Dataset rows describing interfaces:
——
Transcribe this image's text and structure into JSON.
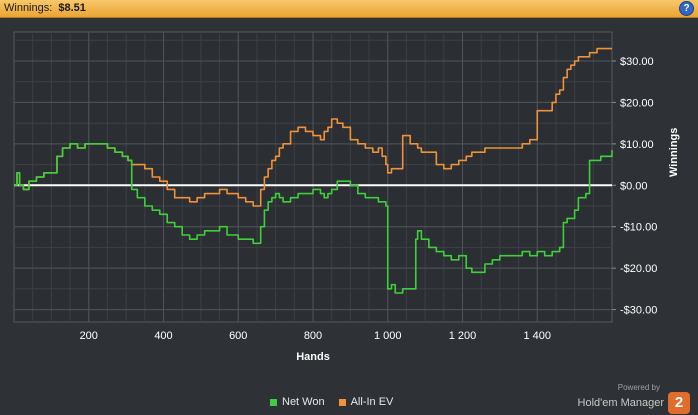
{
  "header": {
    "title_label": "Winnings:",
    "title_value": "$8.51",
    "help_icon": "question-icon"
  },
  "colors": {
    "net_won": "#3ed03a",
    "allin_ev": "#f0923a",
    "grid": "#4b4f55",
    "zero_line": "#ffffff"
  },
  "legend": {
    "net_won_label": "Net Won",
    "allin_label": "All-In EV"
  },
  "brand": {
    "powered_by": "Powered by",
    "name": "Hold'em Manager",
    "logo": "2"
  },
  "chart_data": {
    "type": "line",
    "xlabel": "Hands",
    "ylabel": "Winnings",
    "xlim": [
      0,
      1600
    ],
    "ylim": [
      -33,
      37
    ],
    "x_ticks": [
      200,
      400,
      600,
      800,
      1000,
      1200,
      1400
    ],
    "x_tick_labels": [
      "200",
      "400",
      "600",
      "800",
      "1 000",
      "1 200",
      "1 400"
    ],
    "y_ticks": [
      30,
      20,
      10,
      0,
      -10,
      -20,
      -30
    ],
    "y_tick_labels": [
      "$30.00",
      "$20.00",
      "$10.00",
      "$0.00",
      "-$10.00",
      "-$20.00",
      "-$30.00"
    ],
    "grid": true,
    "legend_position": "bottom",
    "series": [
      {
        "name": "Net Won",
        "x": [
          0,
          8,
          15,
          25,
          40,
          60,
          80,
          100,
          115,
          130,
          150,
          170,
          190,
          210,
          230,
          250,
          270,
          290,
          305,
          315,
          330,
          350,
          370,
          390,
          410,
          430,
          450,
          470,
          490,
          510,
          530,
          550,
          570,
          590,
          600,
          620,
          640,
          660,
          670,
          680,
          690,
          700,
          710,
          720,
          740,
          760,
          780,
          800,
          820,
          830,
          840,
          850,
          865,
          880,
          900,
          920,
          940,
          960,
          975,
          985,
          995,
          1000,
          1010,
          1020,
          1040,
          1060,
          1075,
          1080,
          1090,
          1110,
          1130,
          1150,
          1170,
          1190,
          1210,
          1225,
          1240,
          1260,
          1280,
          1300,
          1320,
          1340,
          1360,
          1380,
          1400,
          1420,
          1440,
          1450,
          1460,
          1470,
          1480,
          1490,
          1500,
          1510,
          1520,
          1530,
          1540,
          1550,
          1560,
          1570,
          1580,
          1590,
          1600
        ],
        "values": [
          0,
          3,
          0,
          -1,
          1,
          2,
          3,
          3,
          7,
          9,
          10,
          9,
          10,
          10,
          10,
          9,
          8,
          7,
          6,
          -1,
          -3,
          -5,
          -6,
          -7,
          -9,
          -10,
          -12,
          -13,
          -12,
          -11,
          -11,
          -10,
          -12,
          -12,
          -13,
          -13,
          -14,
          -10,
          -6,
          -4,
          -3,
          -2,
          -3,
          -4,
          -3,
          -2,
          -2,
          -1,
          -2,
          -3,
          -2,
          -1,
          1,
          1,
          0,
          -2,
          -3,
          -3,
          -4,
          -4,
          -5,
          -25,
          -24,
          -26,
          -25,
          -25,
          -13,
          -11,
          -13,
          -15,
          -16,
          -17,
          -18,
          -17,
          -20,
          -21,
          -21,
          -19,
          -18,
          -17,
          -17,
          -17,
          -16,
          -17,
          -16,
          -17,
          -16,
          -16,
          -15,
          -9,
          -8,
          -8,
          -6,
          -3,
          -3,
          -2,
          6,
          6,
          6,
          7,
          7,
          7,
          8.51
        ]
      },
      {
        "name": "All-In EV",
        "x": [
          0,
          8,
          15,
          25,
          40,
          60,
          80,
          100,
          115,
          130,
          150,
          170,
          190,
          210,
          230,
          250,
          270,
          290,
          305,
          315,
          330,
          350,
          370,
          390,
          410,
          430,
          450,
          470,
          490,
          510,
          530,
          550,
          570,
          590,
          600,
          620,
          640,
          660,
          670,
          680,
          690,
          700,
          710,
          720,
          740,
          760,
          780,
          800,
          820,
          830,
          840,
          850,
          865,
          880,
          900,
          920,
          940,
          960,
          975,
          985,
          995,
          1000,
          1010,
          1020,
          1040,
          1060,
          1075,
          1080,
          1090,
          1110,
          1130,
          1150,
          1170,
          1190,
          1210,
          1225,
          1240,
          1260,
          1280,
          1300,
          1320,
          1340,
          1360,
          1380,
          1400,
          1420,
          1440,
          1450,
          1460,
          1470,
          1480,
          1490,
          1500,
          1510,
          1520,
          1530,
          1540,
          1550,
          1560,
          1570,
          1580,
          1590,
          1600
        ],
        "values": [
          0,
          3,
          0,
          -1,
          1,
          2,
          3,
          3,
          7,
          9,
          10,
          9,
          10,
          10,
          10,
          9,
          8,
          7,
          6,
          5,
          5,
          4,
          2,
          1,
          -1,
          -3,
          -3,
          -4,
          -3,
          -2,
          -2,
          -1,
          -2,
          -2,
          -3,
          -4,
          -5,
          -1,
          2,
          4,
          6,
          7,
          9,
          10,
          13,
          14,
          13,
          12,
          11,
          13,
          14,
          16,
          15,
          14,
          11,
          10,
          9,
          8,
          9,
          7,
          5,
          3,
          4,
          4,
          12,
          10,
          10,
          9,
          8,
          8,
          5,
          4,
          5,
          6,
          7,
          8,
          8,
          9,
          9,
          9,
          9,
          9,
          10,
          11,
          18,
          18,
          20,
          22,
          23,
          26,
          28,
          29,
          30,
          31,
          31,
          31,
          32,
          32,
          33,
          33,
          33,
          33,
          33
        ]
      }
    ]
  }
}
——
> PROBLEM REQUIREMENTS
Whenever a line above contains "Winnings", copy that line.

> EXERCISE ANSWER
    "title_label": "Winnings:",
    "ylabel": "Winnings",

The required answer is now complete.